### REQUIRED ACTION:
Would you copy the lines below exactly and omit the images?

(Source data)
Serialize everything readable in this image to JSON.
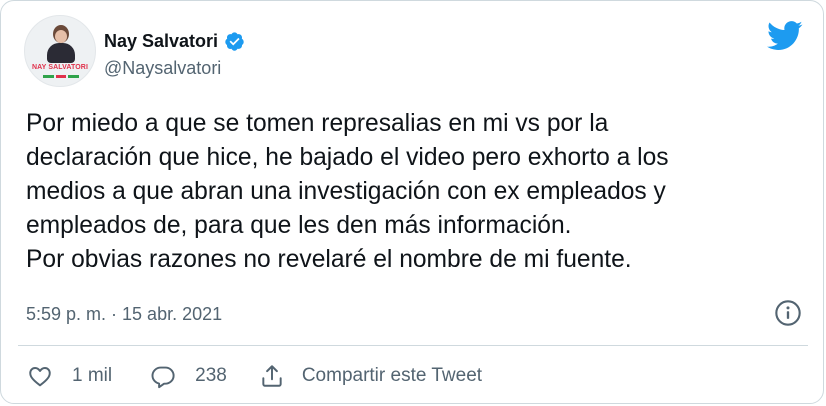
{
  "author": {
    "display_name": "Nay Salvatori",
    "handle": "@Naysalvatori",
    "avatar_text": "NAY SALVATORI",
    "verified_icon": "verified-badge-icon",
    "brand_color": "#1d9bf0"
  },
  "tweet": {
    "lines": [
      "Por miedo a que se tomen represalias en mi vs por la",
      "declaración que hice, he bajado el video pero exhorto a los",
      "medios a que abran una investigación con ex empleados y",
      "empleados de, para que les den más información.",
      "Por obvias razones no revelaré el nombre de mi fuente."
    ],
    "timestamp": "5:59 p. m. · 15 abr. 2021"
  },
  "actions": {
    "like_count": "1 mil",
    "reply_count": "238",
    "share_label": "Compartir este Tweet"
  },
  "icons": {
    "logo": "twitter-bird-icon",
    "info": "info-icon",
    "like": "heart-icon",
    "reply": "reply-bubble-icon",
    "share": "share-icon"
  },
  "colors": {
    "text": "#0f1419",
    "secondary": "#536471",
    "border": "#cfd9de"
  }
}
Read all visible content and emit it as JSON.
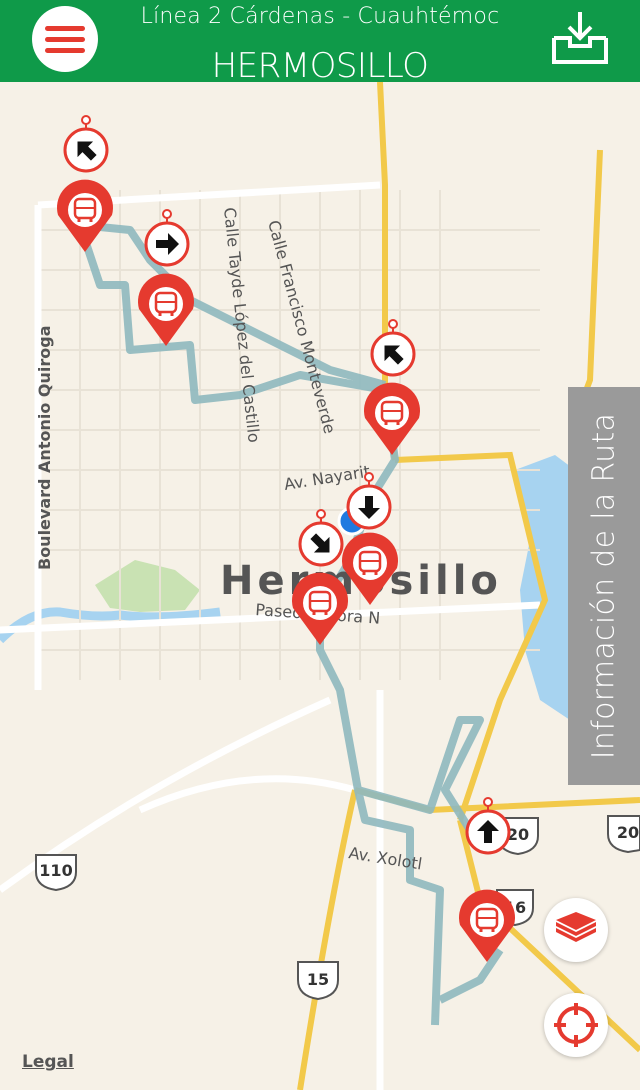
{
  "header": {
    "line_name": "Línea 2 Cárdenas - Cuauhtémoc",
    "city": "HERMOSILLO"
  },
  "map": {
    "city_label": "Hermosillo",
    "streets": {
      "boulevard": "Boulevard Antonio Quiroga",
      "tayde": "Calle Tayde López del Castillo",
      "francisco": "Calle Francisco Monteverde",
      "nayarit": "Av. Nayarit",
      "paseo": "Paseo Sonora N",
      "xolotl": "Av. Xolotl"
    },
    "shields": {
      "s110": "110",
      "s15": "15",
      "s20a": "20",
      "s20b": "20",
      "s16": "16"
    },
    "legal": "Legal"
  },
  "side_panel": {
    "label": "Información de la Ruta"
  },
  "colors": {
    "header_green": "#0f9a49",
    "accent_red": "#e53a2f",
    "route": "#8fb9bf",
    "road_yellow": "#f2c94a",
    "water": "#a7d3f0",
    "park": "#c9e2b3"
  }
}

### OUTPUT:
Serialize everything readable in this image to JSON.
{
  "author": {
    "display_name": "Nay Salvatori",
    "handle": "@Naysalvatori",
    "avatar_text": "NAY SALVATORI",
    "verified_icon": "verified-badge-icon",
    "brand_color": "#1d9bf0"
  },
  "tweet": {
    "lines": [
      "Por miedo a que se tomen represalias en mi vs por la",
      "declaración que hice, he bajado el video pero exhorto a los",
      "medios a que abran una investigación con ex empleados y",
      "empleados de, para que les den más información.",
      "Por obvias razones no revelaré el nombre de mi fuente."
    ],
    "timestamp": "5:59 p. m. · 15 abr. 2021"
  },
  "actions": {
    "like_count": "1 mil",
    "reply_count": "238",
    "share_label": "Compartir este Tweet"
  },
  "icons": {
    "logo": "twitter-bird-icon",
    "info": "info-icon",
    "like": "heart-icon",
    "reply": "reply-bubble-icon",
    "share": "share-icon"
  },
  "colors": {
    "text": "#0f1419",
    "secondary": "#536471",
    "border": "#cfd9de"
  }
}
Read all visible content and emit it as JSON.
{
  "header": {
    "line_name": "Línea 2 Cárdenas - Cuauhtémoc",
    "city": "HERMOSILLO"
  },
  "map": {
    "city_label": "Hermosillo",
    "streets": {
      "boulevard": "Boulevard Antonio Quiroga",
      "tayde": "Calle Tayde López del Castillo",
      "francisco": "Calle Francisco Monteverde",
      "nayarit": "Av. Nayarit",
      "paseo": "Paseo Sonora N",
      "xolotl": "Av. Xolotl"
    },
    "shields": {
      "s110": "110",
      "s15": "15",
      "s20a": "20",
      "s20b": "20",
      "s16": "16"
    },
    "legal": "Legal"
  },
  "side_panel": {
    "label": "Información de la Ruta"
  },
  "colors": {
    "header_green": "#0f9a49",
    "accent_red": "#e53a2f",
    "route": "#8fb9bf",
    "road_yellow": "#f2c94a",
    "water": "#a7d3f0",
    "park": "#c9e2b3"
  }
}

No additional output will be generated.